Whiskers also play a role in feline communication. When a cat is in a heightened state of alertness or excitement, its whiskers may extend outward. Conversely, when a cat is relaxed or content, its whiskers may be pulled back against its face. This subtle language helps other cats and even humans interpret a cat’s mood and intentions.
5. Measure of Openings
Cats have a strong instinct to explore confined spaces. Whiskers help them determine whether they can fit through a narrow opening. If a cat’s whiskers can pass through a gap, it knows that the rest of its body can follow. This ability to gauge openings helps cats navigate tight spaces with confidence.
6. Indicator of Health
Changes in a cat’s whiskers can sometimes indicate underlying health issues. If a cat’s whiskers become damaged or brittle, it may be a sign of nutritional deficiencies or health problems. Regular grooming and proper nutrition can help maintain healthy whiskers.
7. Whisker Fatigue
Believe it or not, cats can experience whisker fatigue. Just as our muscles can become tired from overuse, a cat’s whiskers can become fatigued from constant sensory input. This is why cats may sometimes prefer to drink from a still water bowl instead of a constantly flowing fountain – it’s less taxing on their whiskers.
The Whisker Wonders Continue: Additional Insights into Cat Whiskers
As we journey deeper into the enchanting realm of cat whiskers, it becomes evident that these seemingly delicate hairs possess a multitude of astonishing attributes and capabilities. Here are more intriguing aspects of these remarkable sensory tools.
1. Whiskers on the Back of the Legs
While the most prominent whiskers are found on a cat’s face, they also have whiskers on the back of their front legs, known as carpal whiskers. These leg whiskers serve a similar function to facial whiskers and help cats gauge their proximity to objects and navigate tight spaces.
2. Protective Blink Reflex
Cats possess a protective blink reflex triggered by the sensitivity of their whiskers. If a cat’s whiskers come into contact with something that may harm its eyes, the blink reflex is automatically activated, closing the eyes rapidly to shield them from potential damage.
3. Whisker Loss and Regrowth
Just like other hairs, whiskers can be shed and regrown. It’s not uncommon for a cat to lose whiskers during their adventures, but new ones will grow in their place.
4. Whisker Length and Breed Variation

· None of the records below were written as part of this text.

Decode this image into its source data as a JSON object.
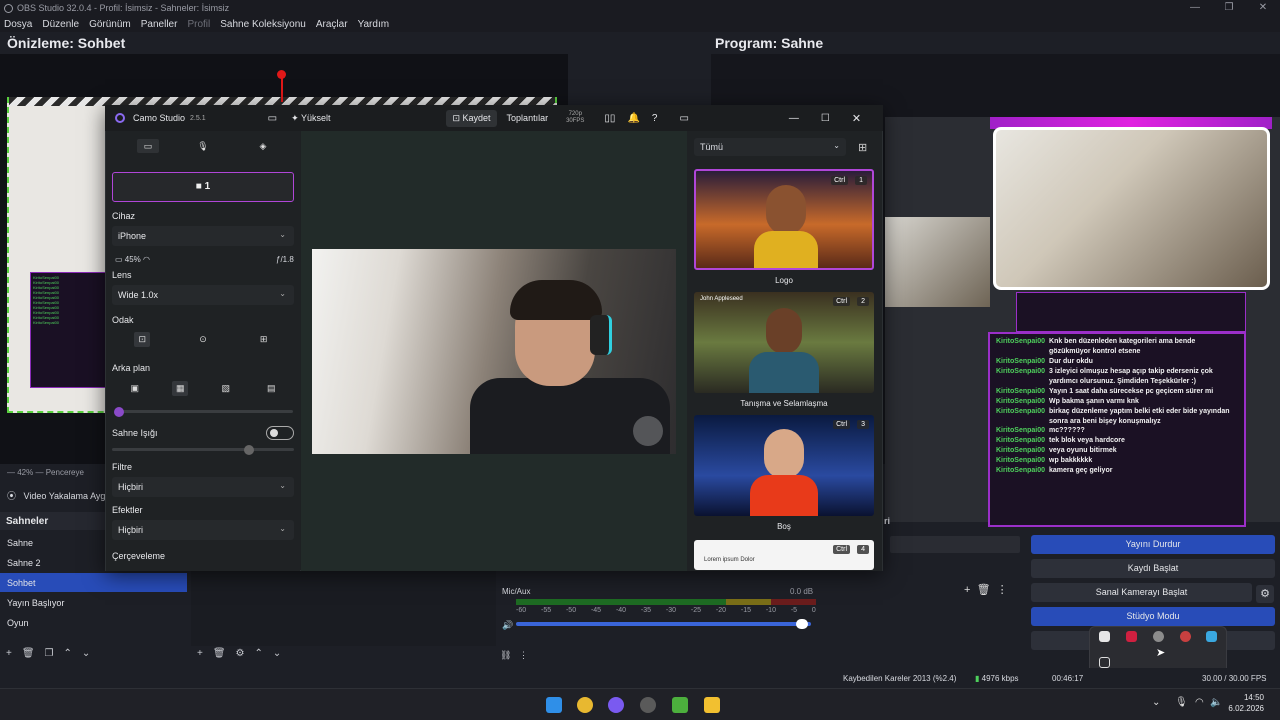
{
  "obs": {
    "window_title": "OBS Studio 32.0.4 - Profil: İsimsiz - Sahneler: İsimsiz",
    "window_controls": [
      "—",
      "❐",
      "✕"
    ],
    "menu": [
      "Dosya",
      "Düzenle",
      "Görünüm",
      "Paneller",
      "Profil",
      "Sahne Koleksiyonu",
      "Araçlar",
      "Yardım"
    ],
    "preview_title": "Önizleme: Sohbet",
    "program_title": "Program: Sahne",
    "zoom_text": "42%",
    "window_label": "Pencereye",
    "source_label": "Video Yakalama Ayg",
    "scenes_title": "Sahneler",
    "scenes": [
      "Sahne",
      "Sahne 2",
      "Sohbet",
      "Yayın Başlıyor",
      "Oyun"
    ],
    "selected_scene": "Sohbet",
    "transitions_label": "ri",
    "controls": {
      "stop_stream": "Yayını Durdur",
      "start_record": "Kaydı Başlat",
      "virtual_cam": "Sanal Kamerayı Başlat",
      "studio_mode": "Stüdyo Modu"
    },
    "mixer": {
      "channel": "Mic/Aux",
      "db": "0.0 dB",
      "ticks": [
        "-60",
        "-55",
        "-50",
        "-45",
        "-40",
        "-35",
        "-30",
        "-25",
        "-20",
        "-15",
        "-10",
        "-5",
        "0"
      ],
      "volume_fraction": 0.97
    },
    "status": {
      "dropped": "Kaybedilen Kareler 2013 (%2.4)",
      "bitrate": "4976 kbps",
      "stream_time": "00:46:17",
      "fps": "30.00 / 30.00 FPS"
    }
  },
  "chat": {
    "messages": [
      {
        "user": "KiritoSenpai00",
        "text": "Knk ben düzenleden kategorileri ama bende gözükmüyor kontrol etsene"
      },
      {
        "user": "KiritoSenpai00",
        "text": "Dur dur okdu"
      },
      {
        "user": "KiritoSenpai00",
        "text": "3 izleyici olmuşuz hesap açıp takip ederseniz çok yardımcı olursunuz. Şimdiden Teşekkürler :)"
      },
      {
        "user": "KiritoSenpai00",
        "text": "Yayın 1 saat daha sürecekse pc geçicem sürer mi"
      },
      {
        "user": "KiritoSenpai00",
        "text": "Wp bakma şanın varmı knk"
      },
      {
        "user": "KiritoSenpai00",
        "text": "birkaç düzenleme yaptım belki etki eder bide yayından sonra ara beni bişey konuşmalıyz"
      },
      {
        "user": "KiritoSenpai00",
        "text": "mc??????"
      },
      {
        "user": "KiritoSenpai00",
        "text": "tek blok veya hardcore"
      },
      {
        "user": "KiritoSenpai00",
        "text": "veya oyunu bitirmek"
      },
      {
        "user": "KiritoSenpai00",
        "text": "wp bakkkkkk"
      },
      {
        "user": "KiritoSenpai00",
        "text": "kamera geç geliyor"
      }
    ]
  },
  "camo": {
    "app_name": "Camo Studio",
    "version": "2.5.1",
    "upgrade": "Yükselt",
    "record": "Kaydet",
    "meetings": "Toplantılar",
    "resolution": "720p",
    "fps": "30FPS",
    "camera_slot": "1",
    "device_label": "Cihaz",
    "device_value": "iPhone",
    "battery": "45%",
    "aperture": "ƒ/1.8",
    "lens_label": "Lens",
    "lens_value": "Wide 1.0x",
    "focus_label": "Odak",
    "background_label": "Arka plan",
    "stage_light_label": "Sahne Işığı",
    "filter_label": "Filtre",
    "filter_value": "Hiçbiri",
    "effects_label": "Efektler",
    "effects_value": "Hiçbiri",
    "framing_label": "Çerçeveleme",
    "bg_filter": "Tümü",
    "backgrounds": [
      {
        "label": "Logo",
        "ctrl": "Ctrl",
        "num": "1"
      },
      {
        "label": "Tanışma ve Selamlaşma",
        "ctrl": "Ctrl",
        "num": "2",
        "overlay": "John Appleseed"
      },
      {
        "label": "Boş",
        "ctrl": "Ctrl",
        "num": "3"
      },
      {
        "label": "",
        "ctrl": "Ctrl",
        "num": "4",
        "overlay": "Lorem ipsum Dolor"
      }
    ]
  },
  "taskbar": {
    "time": "14:50",
    "date": "6.02.2026"
  }
}
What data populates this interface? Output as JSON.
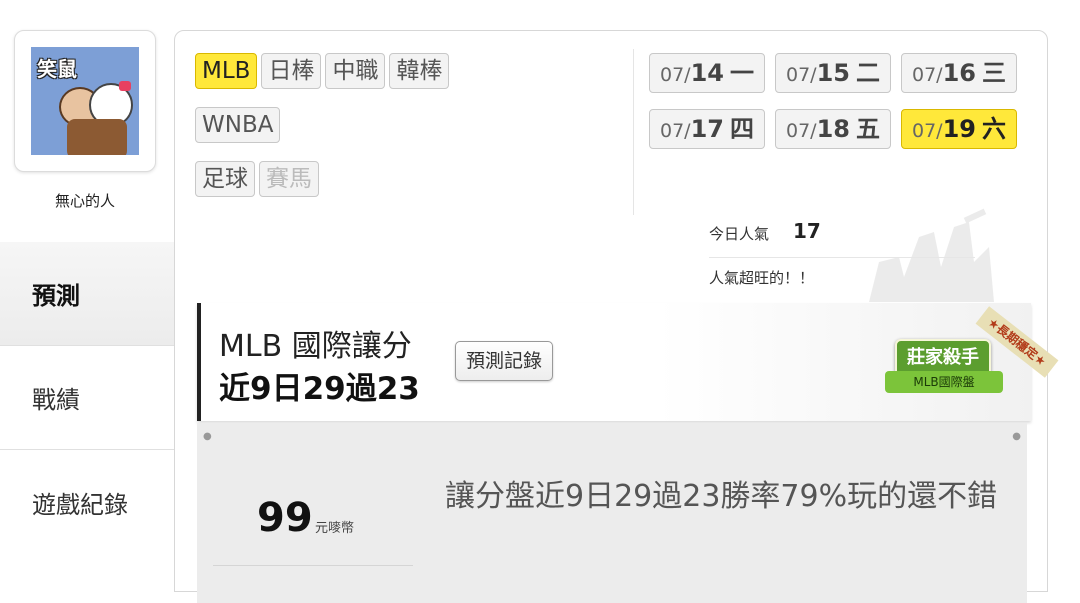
{
  "user": {
    "avatar_caption": "笑鼠",
    "name": "無心的人"
  },
  "menu": [
    {
      "label": "預測",
      "active": true
    },
    {
      "label": "戰績",
      "active": false
    },
    {
      "label": "遊戲紀錄",
      "active": false
    }
  ],
  "leagues": {
    "row1": [
      {
        "label": "MLB",
        "active": true
      },
      {
        "label": "日棒",
        "active": false
      },
      {
        "label": "中職",
        "active": false
      },
      {
        "label": "韓棒",
        "active": false
      }
    ],
    "row2": [
      {
        "label": "WNBA",
        "active": false
      }
    ],
    "row3": [
      {
        "label": "足球",
        "active": false
      },
      {
        "label": "賽馬",
        "active": false,
        "disabled": true
      }
    ]
  },
  "dates": [
    {
      "prefix": "07/",
      "day": "14",
      "weekday": "一",
      "active": false
    },
    {
      "prefix": "07/",
      "day": "15",
      "weekday": "二",
      "active": false
    },
    {
      "prefix": "07/",
      "day": "16",
      "weekday": "三",
      "active": false
    },
    {
      "prefix": "07/",
      "day": "17",
      "weekday": "四",
      "active": false
    },
    {
      "prefix": "07/",
      "day": "18",
      "weekday": "五",
      "active": false
    },
    {
      "prefix": "07/",
      "day": "19",
      "weekday": "六",
      "active": true
    }
  ],
  "popularity": {
    "label": "今日人氣",
    "value": "17",
    "note": "人氣超旺的！！"
  },
  "record": {
    "title": "MLB 國際讓分",
    "summary": "近9日29過23",
    "history_button": "預測記錄",
    "badge_main": "莊家殺手",
    "badge_sub": "MLB國際盤",
    "badge_ribbon": "★長期穩定★"
  },
  "price": {
    "amount": "99",
    "unit": "元嘜幣"
  },
  "description": "讓分盤近9日29過23勝率79%玩的還不錯",
  "colors": {
    "active_tag": "#ffe83a",
    "record_border": "#222222",
    "info_bg": "#ececec"
  }
}
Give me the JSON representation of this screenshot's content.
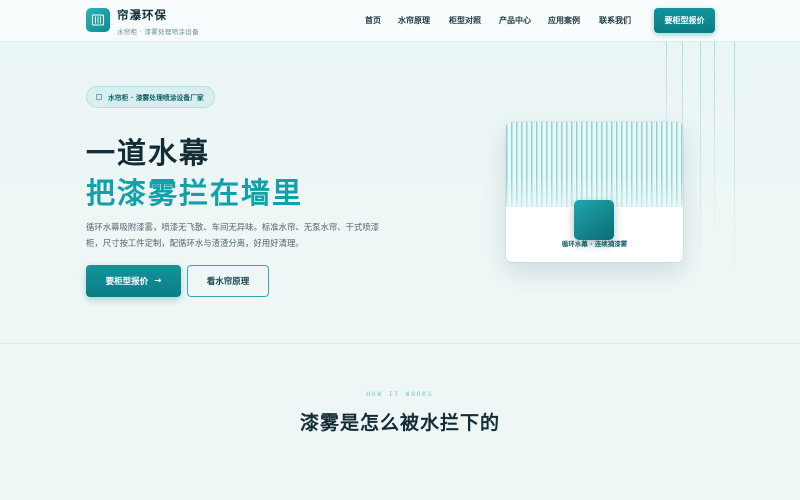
{
  "brand": {
    "name": "帘瀑环保",
    "tagline": "水帘柜 · 漆雾处理喷涂设备"
  },
  "nav": {
    "items": [
      {
        "label": "首页"
      },
      {
        "label": "水帘原理"
      },
      {
        "label": "柜型对照"
      },
      {
        "label": "产品中心"
      },
      {
        "label": "应用案例"
      },
      {
        "label": "联系我们"
      }
    ],
    "cta_label": "要柜型报价"
  },
  "hero": {
    "pill_text": "水帘柜 · 漆雾处理喷涂设备厂家",
    "headline_line1": "一道水幕",
    "headline_line2": "把漆雾拦在墙里",
    "description": "循环水幕吸附漆雾，喷漆无飞散、车间无异味。标准水帘、无泵水帘、干式喷漆柜，尺寸按工件定制，配循环水与渣渣分离，好用好清理。",
    "primary_button": "要柜型报价",
    "primary_arrow": "→",
    "secondary_button": "看水帘原理",
    "illustration_caption": "循环水幕 · 连续捕漆雾"
  },
  "how_it_works": {
    "eyebrow": "HOW IT WORKS",
    "title": "漆雾是怎么被水拦下的"
  },
  "colors": {
    "accent": "#0a7d86",
    "accent_light": "#13a0a8",
    "background": "#eef6f6",
    "heading": "#132c35"
  }
}
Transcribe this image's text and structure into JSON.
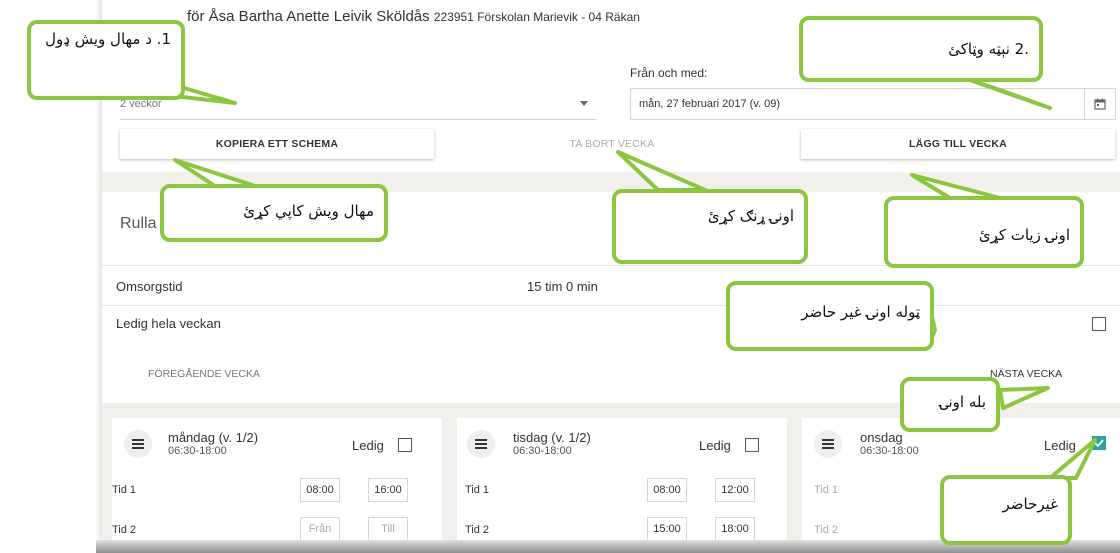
{
  "header": {
    "title_main": "för Åsa Bartha Anette Leivik Sköldås",
    "title_sub": "223951 Förskolan Marievik - 04 Räkan"
  },
  "schedule_select": {
    "value": "2 veckor"
  },
  "date_field": {
    "label": "Från och med:",
    "value": "mån, 27 februari 2017 (v. 09)"
  },
  "buttons": {
    "copy": "KOPIERA ETT SCHEMA",
    "remove_week": "TA BORT VECKA",
    "add_week": "LÄGG TILL VECKA"
  },
  "section": {
    "title_fragment": "Rulla"
  },
  "summary": {
    "care_label": "Omsorgstid",
    "care_value": "15 tim 0 min",
    "free_week_label": "Ledig hela veckan"
  },
  "nav": {
    "prev": "FÖREGÅENDE VECKA",
    "next": "NÄSTA VECKA"
  },
  "days": [
    {
      "name": "måndag (v. 1/2)",
      "hours": "06:30-18:00",
      "ledig": "Ledig",
      "rows": [
        {
          "label": "Tid 1",
          "from": "08:00",
          "to": "16:00"
        },
        {
          "label": "Tid 2",
          "from": "Från",
          "to": "Till"
        }
      ]
    },
    {
      "name": "tisdag (v. 1/2)",
      "hours": "06:30-18:00",
      "ledig": "Ledig",
      "rows": [
        {
          "label": "Tid 1",
          "from": "08:00",
          "to": "12:00"
        },
        {
          "label": "Tid 2",
          "from": "15:00",
          "to": "18:00"
        }
      ]
    },
    {
      "name": "onsdag",
      "hours": "06:30-18:00",
      "ledig": "Ledig",
      "rows": [
        {
          "label": "Tid 1"
        },
        {
          "label": "Tid 2"
        }
      ]
    }
  ],
  "callouts": {
    "c1": "1. د مهال ویش ډول",
    "c2": ".2 نېټه وټاکئ",
    "c3": "مهال ویش کاپي کړئ",
    "c4": "اونۍ ړنګ کړئ",
    "c5": "اونۍ زیات کړئ",
    "c6": "ټوله اونۍ غیر حاضر",
    "c7": "بله اونۍ",
    "c8": "غیرحاضر"
  },
  "colors": {
    "callout_border": "#8cc63f",
    "checkbox_checked": "#2aa3a3",
    "band": "#f1f0ec"
  },
  "icons": {
    "calendar": "calendar-icon",
    "day": "list-icon",
    "check": "check-icon"
  }
}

The length and thickness of a cat’s whiskers can vary by breed and individual genetics. Some cats may have exceptionally long and thick whiskers, while others may have more delicate ones.
5. Whisker Misconceptions
There are some misconceptions about whiskers, one of which is the belief that cutting or trimming a cat’s whiskers is harmless. In reality, cutting or damaging a cat’s whiskers can cause disorientation, stress, and discomfort, as these sensory tools are vital to their well-being.
6. Whiskers in the Wild
Wild cats, including big cats like lions and tigers, also have whiskers. These sensory hairs are equally crucial for their survival in the wild, helping them stalk prey and navigate their natural habitats.
7. Individual Whisker Preferences
Just as cats have unique personalities, they may also have individual preferences for how their whiskers are touched or groomed. Some cats may enjoy gentle strokes of their whiskers, while others may be more sensitive in this area.
8. The Whisker Stress Theory
Some experts propose the concept of “whisker stress,” suggesting that overstimulation of a cat’s whiskers, such as repeated touching or exposure to tight spaces, can cause discomfort and stress in some cats. Recognizing and respecting a cat’s whisker sensitivity can contribute to their well-being.
Conclusion: Whiskers – The Cat’s Multi-Purpose Tool
Whiskers are not just decorative accessories adorning a cat’s face; they are multifunctional tools that enhance a cat’s survival and daily experiences. From hunting in the dark to avoiding obstacles and even communicating with other cats, whiskers are indispensable to our feline companions. So, the next time you admire your cat’s whiskers, you can appreciate the remarkable sensory world they unlock for your furry friend, contributing to their grace, agility, and the enigmatic allure that is uniquely feline.